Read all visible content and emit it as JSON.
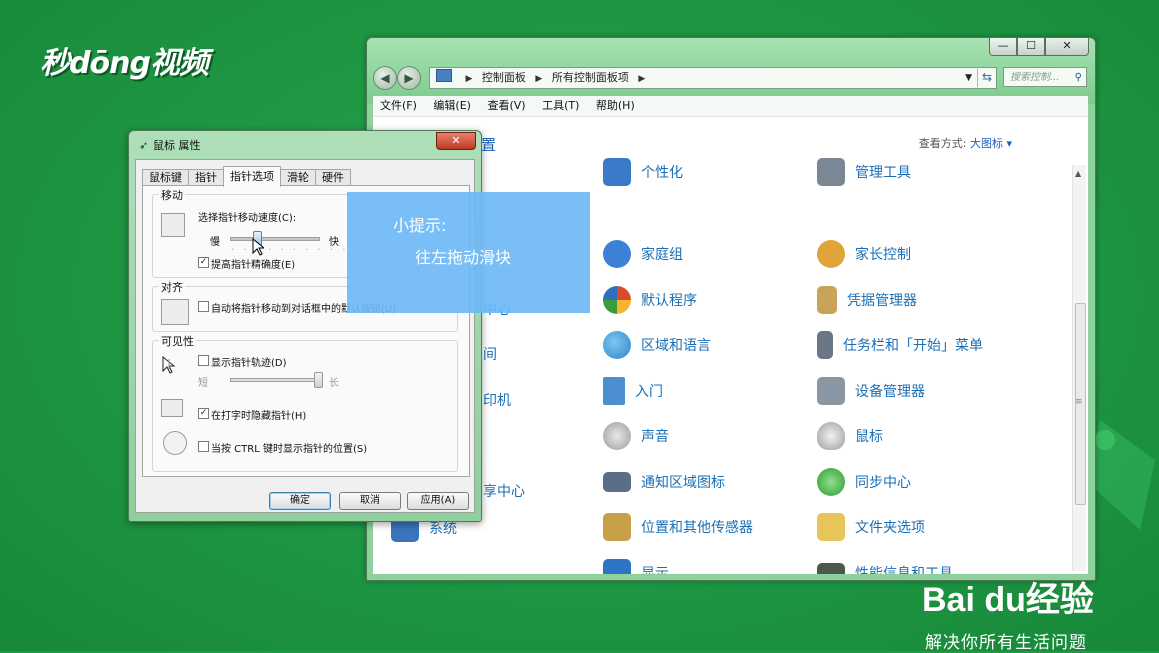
{
  "branding": {
    "logo_top": "秒dōng视频",
    "baidu_logo": "Bai du经验",
    "baidu_slogan": "解决你所有生活问题"
  },
  "control_panel": {
    "window_buttons": [
      "—",
      "☐",
      "✕"
    ],
    "breadcrumb": [
      "控制面板",
      "所有控制面板项"
    ],
    "search_placeholder": "搜索控制...",
    "menu": [
      "文件(F)",
      "编辑(E)",
      "查看(V)",
      "工具(T)",
      "帮助(H)"
    ],
    "title_fragment": "置",
    "view_label": "查看方式:",
    "view_value": "大图标 ▾",
    "partial_left_items": [
      "中心",
      "间",
      "印机",
      "享中心"
    ],
    "items_col1": [
      {
        "label": "个性化",
        "icon": "personalization-icon",
        "color": "#3a7ac8"
      },
      {
        "label": "家庭组",
        "icon": "homegroup-icon",
        "color": "#3b82d6"
      },
      {
        "label": "默认程序",
        "icon": "default-programs-icon",
        "color": "#d84c2b"
      },
      {
        "label": "区域和语言",
        "icon": "region-language-icon",
        "color": "#2f86c9"
      },
      {
        "label": "入门",
        "icon": "getting-started-icon",
        "color": "#4b8fd1"
      },
      {
        "label": "声音",
        "icon": "sound-icon",
        "color": "#a4a4a4"
      },
      {
        "label": "通知区域图标",
        "icon": "notification-area-icon",
        "color": "#5a6f87"
      },
      {
        "label": "位置和其他传感器",
        "icon": "location-sensor-icon",
        "color": "#c9a04a"
      },
      {
        "label": "显示",
        "icon": "display-icon",
        "color": "#2d74c4"
      }
    ],
    "items_col2": [
      {
        "label": "管理工具",
        "icon": "admin-tools-icon",
        "color": "#7a8896"
      },
      {
        "label": "家长控制",
        "icon": "parental-controls-icon",
        "color": "#e1a43a"
      },
      {
        "label": "凭据管理器",
        "icon": "credential-manager-icon",
        "color": "#c9a357"
      },
      {
        "label": "任务栏和「开始」菜单",
        "icon": "taskbar-icon",
        "color": "#6b7785"
      },
      {
        "label": "设备管理器",
        "icon": "device-manager-icon",
        "color": "#8a96a4"
      },
      {
        "label": "鼠标",
        "icon": "mouse-icon",
        "color": "#b8b8b8"
      },
      {
        "label": "同步中心",
        "icon": "sync-center-icon",
        "color": "#3daa3d"
      },
      {
        "label": "文件夹选项",
        "icon": "folder-options-icon",
        "color": "#e8c45a"
      },
      {
        "label": "性能信息和工具",
        "icon": "performance-icon",
        "color": "#4a5a4a"
      }
    ],
    "item_col0_bottom": {
      "label": "系统",
      "icon": "system-icon",
      "color": "#3a74bf"
    }
  },
  "mouse_dialog": {
    "title": "鼠标 属性",
    "close": "✕",
    "tabs": [
      "鼠标键",
      "指针",
      "指针选项",
      "滑轮",
      "硬件"
    ],
    "active_tab": 2,
    "motion": {
      "group": "移动",
      "speed_label": "选择指针移动速度(C):",
      "slow": "慢",
      "fast": "快",
      "speed_level": 0.3,
      "precision_label": "提高指针精确度(E)",
      "precision_checked": "✓"
    },
    "snap": {
      "group": "对齐",
      "label": "自动将指针移动到对话框中的默认按钮(U)",
      "checked": ""
    },
    "visibility": {
      "group": "可见性",
      "trails_label": "显示指针轨迹(D)",
      "trails_checked": "",
      "short": "短",
      "long": "长",
      "trails_level": 1.0,
      "hide_label": "在打字时隐藏指针(H)",
      "hide_checked": "✓",
      "ctrl_label": "当按 CTRL 键时显示指针的位置(S)",
      "ctrl_checked": ""
    },
    "buttons": {
      "ok": "确定",
      "cancel": "取消",
      "apply": "应用(A)"
    }
  },
  "tip": {
    "title": "小提示:",
    "body": "往左拖动滑块"
  }
}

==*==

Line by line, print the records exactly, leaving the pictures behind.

Read all visible content and emit it as JSON.
{
  "branding": {
    "logo_top": "秒dōng视频",
    "baidu_logo": "Bai du经验",
    "baidu_slogan": "解决你所有生活问题"
  },
  "control_panel": {
    "window_buttons": [
      "—",
      "☐",
      "✕"
    ],
    "breadcrumb": [
      "控制面板",
      "所有控制面板项"
    ],
    "search_placeholder": "搜索控制...",
    "menu": [
      "文件(F)",
      "编辑(E)",
      "查看(V)",
      "工具(T)",
      "帮助(H)"
    ],
    "title_fragment": "置",
    "view_label": "查看方式:",
    "view_value": "大图标 ▾",
    "partial_left_items": [
      "中心",
      "间",
      "印机",
      "享中心"
    ],
    "items_col1": [
      {
        "label": "个性化",
        "icon": "personalization-icon",
        "color": "#3a7ac8"
      },
      {
        "label": "家庭组",
        "icon": "homegroup-icon",
        "color": "#3b82d6"
      },
      {
        "label": "默认程序",
        "icon": "default-programs-icon",
        "color": "#d84c2b"
      },
      {
        "label": "区域和语言",
        "icon": "region-language-icon",
        "color": "#2f86c9"
      },
      {
        "label": "入门",
        "icon": "getting-started-icon",
        "color": "#4b8fd1"
      },
      {
        "label": "声音",
        "icon": "sound-icon",
        "color": "#a4a4a4"
      },
      {
        "label": "通知区域图标",
        "icon": "notification-area-icon",
        "color": "#5a6f87"
      },
      {
        "label": "位置和其他传感器",
        "icon": "location-sensor-icon",
        "color": "#c9a04a"
      },
      {
        "label": "显示",
        "icon": "display-icon",
        "color": "#2d74c4"
      }
    ],
    "items_col2": [
      {
        "label": "管理工具",
        "icon": "admin-tools-icon",
        "color": "#7a8896"
      },
      {
        "label": "家长控制",
        "icon": "parental-controls-icon",
        "color": "#e1a43a"
      },
      {
        "label": "凭据管理器",
        "icon": "credential-manager-icon",
        "color": "#c9a357"
      },
      {
        "label": "任务栏和「开始」菜单",
        "icon": "taskbar-icon",
        "color": "#6b7785"
      },
      {
        "label": "设备管理器",
        "icon": "device-manager-icon",
        "color": "#8a96a4"
      },
      {
        "label": "鼠标",
        "icon": "mouse-icon",
        "color": "#b8b8b8"
      },
      {
        "label": "同步中心",
        "icon": "sync-center-icon",
        "color": "#3daa3d"
      },
      {
        "label": "文件夹选项",
        "icon": "folder-options-icon",
        "color": "#e8c45a"
      },
      {
        "label": "性能信息和工具",
        "icon": "performance-icon",
        "color": "#4a5a4a"
      }
    ],
    "item_col0_bottom": {
      "label": "系统",
      "icon": "system-icon",
      "color": "#3a74bf"
    }
  },
  "mouse_dialog": {
    "title": "鼠标 属性",
    "close": "✕",
    "tabs": [
      "鼠标键",
      "指针",
      "指针选项",
      "滑轮",
      "硬件"
    ],
    "active_tab": 2,
    "motion": {
      "group": "移动",
      "speed_label": "选择指针移动速度(C):",
      "slow": "慢",
      "fast": "快",
      "speed_level": 0.3,
      "precision_label": "提高指针精确度(E)",
      "precision_checked": "✓"
    },
    "snap": {
      "group": "对齐",
      "label": "自动将指针移动到对话框中的默认按钮(U)",
      "checked": ""
    },
    "visibility": {
      "group": "可见性",
      "trails_label": "显示指针轨迹(D)",
      "trails_checked": "",
      "short": "短",
      "long": "长",
      "trails_level": 1.0,
      "hide_label": "在打字时隐藏指针(H)",
      "hide_checked": "✓",
      "ctrl_label": "当按 CTRL 键时显示指针的位置(S)",
      "ctrl_checked": ""
    },
    "buttons": {
      "ok": "确定",
      "cancel": "取消",
      "apply": "应用(A)"
    }
  },
  "tip": {
    "title": "小提示:",
    "body": "往左拖动滑块"
  }
}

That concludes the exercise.